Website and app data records
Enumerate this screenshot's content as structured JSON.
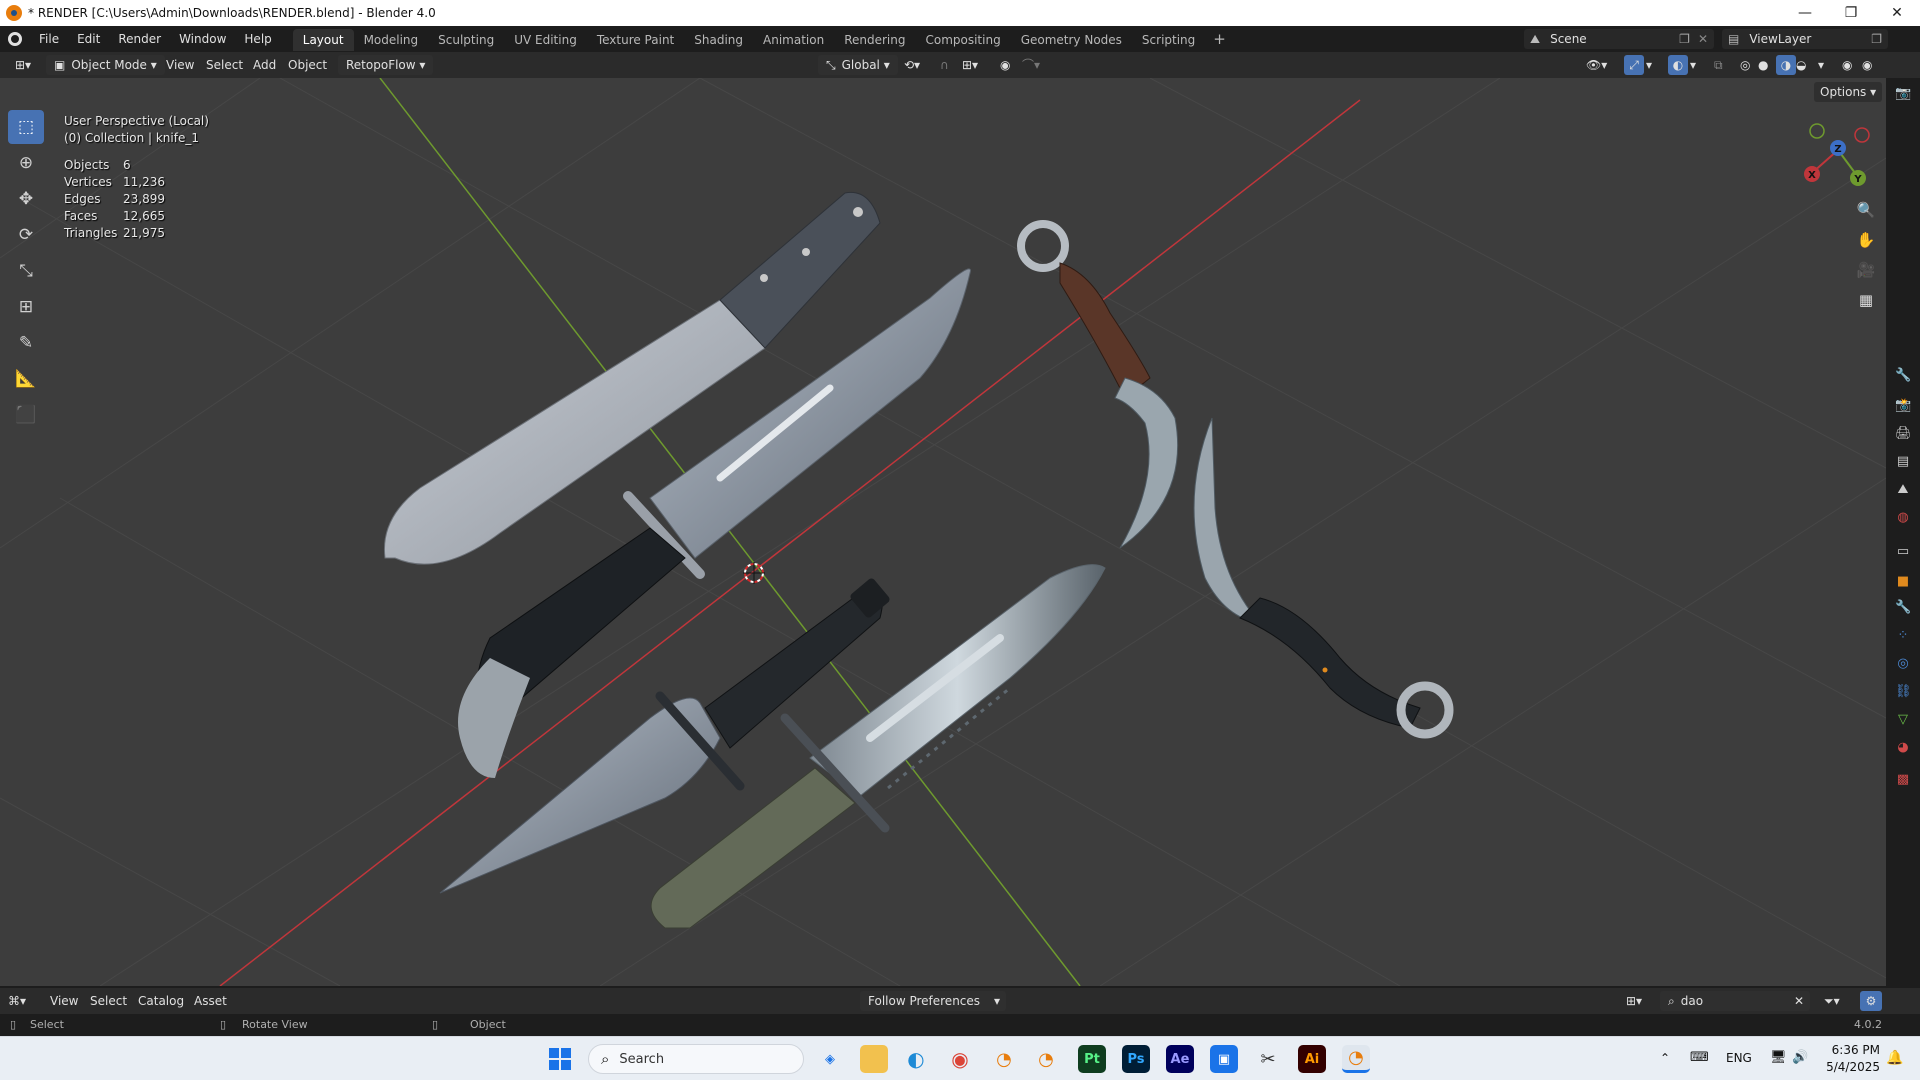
{
  "window": {
    "title": "* RENDER [C:\\Users\\Admin\\Downloads\\RENDER.blend] - Blender 4.0",
    "controls": [
      "—",
      "❐",
      "✕"
    ]
  },
  "menu": {
    "items": [
      "File",
      "Edit",
      "Render",
      "Window",
      "Help"
    ],
    "workspaces": [
      "Layout",
      "Modeling",
      "Sculpting",
      "UV Editing",
      "Texture Paint",
      "Shading",
      "Animation",
      "Rendering",
      "Compositing",
      "Geometry Nodes",
      "Scripting"
    ],
    "active_workspace": "Layout",
    "add_tab": "+",
    "scene": "Scene",
    "view_layer": "ViewLayer"
  },
  "viewport_header": {
    "mode": "Object Mode",
    "menus": [
      "View",
      "Select",
      "Add",
      "Object"
    ],
    "addon": "RetopoFlow",
    "orientation": "Global",
    "options": "Options"
  },
  "overlay": {
    "view_name": "User Perspective (Local)",
    "collection": "(0) Collection | knife_1",
    "stats": [
      {
        "label": "Objects",
        "value": "6"
      },
      {
        "label": "Vertices",
        "value": "11,236"
      },
      {
        "label": "Edges",
        "value": "23,899"
      },
      {
        "label": "Faces",
        "value": "12,665"
      },
      {
        "label": "Triangles",
        "value": "21,975"
      }
    ]
  },
  "gizmo": {
    "x": "X",
    "y": "Y",
    "z": "Z"
  },
  "asset_bar": {
    "menus": [
      "View",
      "Select",
      "Catalog",
      "Asset"
    ],
    "import_method": "Follow Preferences",
    "search_value": "dao"
  },
  "status_bar": {
    "items": [
      "Select",
      "Rotate View",
      "Object"
    ],
    "version": "4.0.2"
  },
  "taskbar": {
    "search_placeholder": "Search",
    "apps": [
      "Pt",
      "Ps",
      "Ae",
      "Ai"
    ],
    "lang": "ENG",
    "time": "6:36 PM",
    "date": "5/4/2025"
  },
  "colors": {
    "accent": "#4772b3",
    "x_axis": "#c0363b",
    "y_axis": "#6e9a2e",
    "viewport_bg": "#3d3d3d"
  }
}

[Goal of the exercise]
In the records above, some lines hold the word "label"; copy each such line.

[Written answer]
        "label": "Objects",
        "label": "Vertices",
        "label": "Edges",
        "label": "Faces",
        "label": "Triangles",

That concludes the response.